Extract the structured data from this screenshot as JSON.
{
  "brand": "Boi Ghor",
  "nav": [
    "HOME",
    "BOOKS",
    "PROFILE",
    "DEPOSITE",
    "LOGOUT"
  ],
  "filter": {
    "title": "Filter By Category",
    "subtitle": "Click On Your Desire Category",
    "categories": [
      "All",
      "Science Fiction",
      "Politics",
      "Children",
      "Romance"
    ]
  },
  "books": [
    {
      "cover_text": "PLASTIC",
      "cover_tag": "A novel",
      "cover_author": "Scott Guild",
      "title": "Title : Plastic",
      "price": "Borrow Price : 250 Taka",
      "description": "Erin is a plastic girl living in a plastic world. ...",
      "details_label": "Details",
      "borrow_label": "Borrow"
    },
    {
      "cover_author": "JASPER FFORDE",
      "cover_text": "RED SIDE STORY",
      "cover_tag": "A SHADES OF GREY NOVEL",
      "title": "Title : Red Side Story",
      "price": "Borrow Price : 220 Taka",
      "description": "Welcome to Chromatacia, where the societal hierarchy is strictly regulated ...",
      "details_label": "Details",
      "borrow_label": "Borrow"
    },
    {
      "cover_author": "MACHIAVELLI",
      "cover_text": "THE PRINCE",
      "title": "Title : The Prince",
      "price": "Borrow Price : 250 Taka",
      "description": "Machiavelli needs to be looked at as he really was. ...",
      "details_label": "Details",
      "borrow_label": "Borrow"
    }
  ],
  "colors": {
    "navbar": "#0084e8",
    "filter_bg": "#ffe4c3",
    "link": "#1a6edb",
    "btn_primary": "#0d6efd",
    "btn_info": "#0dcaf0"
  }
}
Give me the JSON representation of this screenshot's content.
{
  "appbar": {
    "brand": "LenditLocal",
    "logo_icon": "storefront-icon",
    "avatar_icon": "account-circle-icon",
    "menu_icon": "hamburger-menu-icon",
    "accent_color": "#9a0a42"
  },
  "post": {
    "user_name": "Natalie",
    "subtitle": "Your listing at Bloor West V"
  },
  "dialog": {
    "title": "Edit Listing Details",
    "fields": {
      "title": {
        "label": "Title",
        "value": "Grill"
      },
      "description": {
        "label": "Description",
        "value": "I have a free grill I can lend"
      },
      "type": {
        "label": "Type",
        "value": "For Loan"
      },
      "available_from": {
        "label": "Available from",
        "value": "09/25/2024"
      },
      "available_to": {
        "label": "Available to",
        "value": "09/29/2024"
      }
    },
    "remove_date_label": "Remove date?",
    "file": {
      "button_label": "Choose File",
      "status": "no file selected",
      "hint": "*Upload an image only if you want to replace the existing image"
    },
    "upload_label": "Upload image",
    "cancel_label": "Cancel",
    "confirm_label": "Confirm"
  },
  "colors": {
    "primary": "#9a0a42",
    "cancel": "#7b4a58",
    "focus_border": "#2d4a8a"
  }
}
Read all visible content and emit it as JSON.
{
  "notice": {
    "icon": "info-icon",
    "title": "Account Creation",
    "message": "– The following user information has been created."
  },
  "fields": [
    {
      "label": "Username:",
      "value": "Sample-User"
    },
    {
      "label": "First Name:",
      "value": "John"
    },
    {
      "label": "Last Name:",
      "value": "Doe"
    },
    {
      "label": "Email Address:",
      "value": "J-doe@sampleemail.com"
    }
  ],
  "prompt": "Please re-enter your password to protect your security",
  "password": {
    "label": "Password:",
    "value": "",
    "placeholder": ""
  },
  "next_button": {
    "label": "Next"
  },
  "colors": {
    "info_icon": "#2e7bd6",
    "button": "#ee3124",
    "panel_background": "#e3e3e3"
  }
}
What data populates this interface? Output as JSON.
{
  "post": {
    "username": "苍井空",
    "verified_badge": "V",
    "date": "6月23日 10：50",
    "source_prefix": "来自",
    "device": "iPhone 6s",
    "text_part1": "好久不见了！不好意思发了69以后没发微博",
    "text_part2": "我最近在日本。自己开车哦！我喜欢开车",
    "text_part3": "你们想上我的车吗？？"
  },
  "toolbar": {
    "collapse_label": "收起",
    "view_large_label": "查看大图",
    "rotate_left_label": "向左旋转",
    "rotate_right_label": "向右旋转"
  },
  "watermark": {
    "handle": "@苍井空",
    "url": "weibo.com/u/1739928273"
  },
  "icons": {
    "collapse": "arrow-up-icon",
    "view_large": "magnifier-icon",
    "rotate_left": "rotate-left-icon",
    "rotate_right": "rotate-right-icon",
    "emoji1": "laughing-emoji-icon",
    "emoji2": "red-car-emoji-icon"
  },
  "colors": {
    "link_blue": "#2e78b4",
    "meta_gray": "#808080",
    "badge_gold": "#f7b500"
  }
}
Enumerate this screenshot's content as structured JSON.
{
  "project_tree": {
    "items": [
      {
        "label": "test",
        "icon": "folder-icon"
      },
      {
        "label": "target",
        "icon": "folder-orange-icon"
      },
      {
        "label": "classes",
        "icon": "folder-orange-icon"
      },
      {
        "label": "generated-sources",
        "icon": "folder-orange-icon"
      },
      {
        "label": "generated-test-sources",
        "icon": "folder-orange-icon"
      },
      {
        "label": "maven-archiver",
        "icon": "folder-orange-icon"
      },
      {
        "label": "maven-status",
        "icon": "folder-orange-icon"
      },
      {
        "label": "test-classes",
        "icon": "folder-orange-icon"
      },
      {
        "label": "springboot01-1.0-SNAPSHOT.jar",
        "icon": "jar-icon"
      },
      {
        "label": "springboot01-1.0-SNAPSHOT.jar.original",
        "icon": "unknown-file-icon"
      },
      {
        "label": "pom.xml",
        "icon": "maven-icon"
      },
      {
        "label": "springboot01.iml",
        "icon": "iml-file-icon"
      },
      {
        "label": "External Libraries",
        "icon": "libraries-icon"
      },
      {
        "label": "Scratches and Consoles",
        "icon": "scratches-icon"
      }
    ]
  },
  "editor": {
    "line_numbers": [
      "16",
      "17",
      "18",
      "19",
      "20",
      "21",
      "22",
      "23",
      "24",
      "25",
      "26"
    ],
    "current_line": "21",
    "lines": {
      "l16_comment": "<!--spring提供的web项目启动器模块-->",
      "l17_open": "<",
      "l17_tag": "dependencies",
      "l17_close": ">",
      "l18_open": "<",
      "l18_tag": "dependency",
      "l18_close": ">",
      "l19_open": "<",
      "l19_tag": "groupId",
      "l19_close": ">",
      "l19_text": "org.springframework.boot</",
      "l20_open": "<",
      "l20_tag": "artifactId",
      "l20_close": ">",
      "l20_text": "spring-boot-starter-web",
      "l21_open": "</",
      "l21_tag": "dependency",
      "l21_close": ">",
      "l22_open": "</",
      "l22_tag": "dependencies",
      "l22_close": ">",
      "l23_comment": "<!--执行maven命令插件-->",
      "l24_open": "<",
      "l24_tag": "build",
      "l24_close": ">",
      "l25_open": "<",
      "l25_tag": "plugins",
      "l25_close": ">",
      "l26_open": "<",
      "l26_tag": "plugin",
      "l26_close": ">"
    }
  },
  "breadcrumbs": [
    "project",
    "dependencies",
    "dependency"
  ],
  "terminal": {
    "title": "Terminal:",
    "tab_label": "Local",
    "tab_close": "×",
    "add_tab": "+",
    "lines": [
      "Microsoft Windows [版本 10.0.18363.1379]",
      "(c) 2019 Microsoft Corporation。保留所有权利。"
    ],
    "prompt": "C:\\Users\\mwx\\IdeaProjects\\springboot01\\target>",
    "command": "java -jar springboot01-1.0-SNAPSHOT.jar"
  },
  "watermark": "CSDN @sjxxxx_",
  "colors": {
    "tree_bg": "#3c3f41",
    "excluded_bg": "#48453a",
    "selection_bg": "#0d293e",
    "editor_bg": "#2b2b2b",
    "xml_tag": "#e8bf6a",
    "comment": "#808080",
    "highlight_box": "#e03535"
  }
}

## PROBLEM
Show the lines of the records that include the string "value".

## ANSWER TO THIS PROBLEM
        "value": "Grill"
        "value": "I have a free grill I can lend"
        "value": "For Loan"
        "value": "09/25/2024"
        "value": "09/29/2024"
      "value": "Sample-User"
      "value": "John"
      "value": "Doe"
      "value": "J-doe@sampleemail.com"
    "value": "",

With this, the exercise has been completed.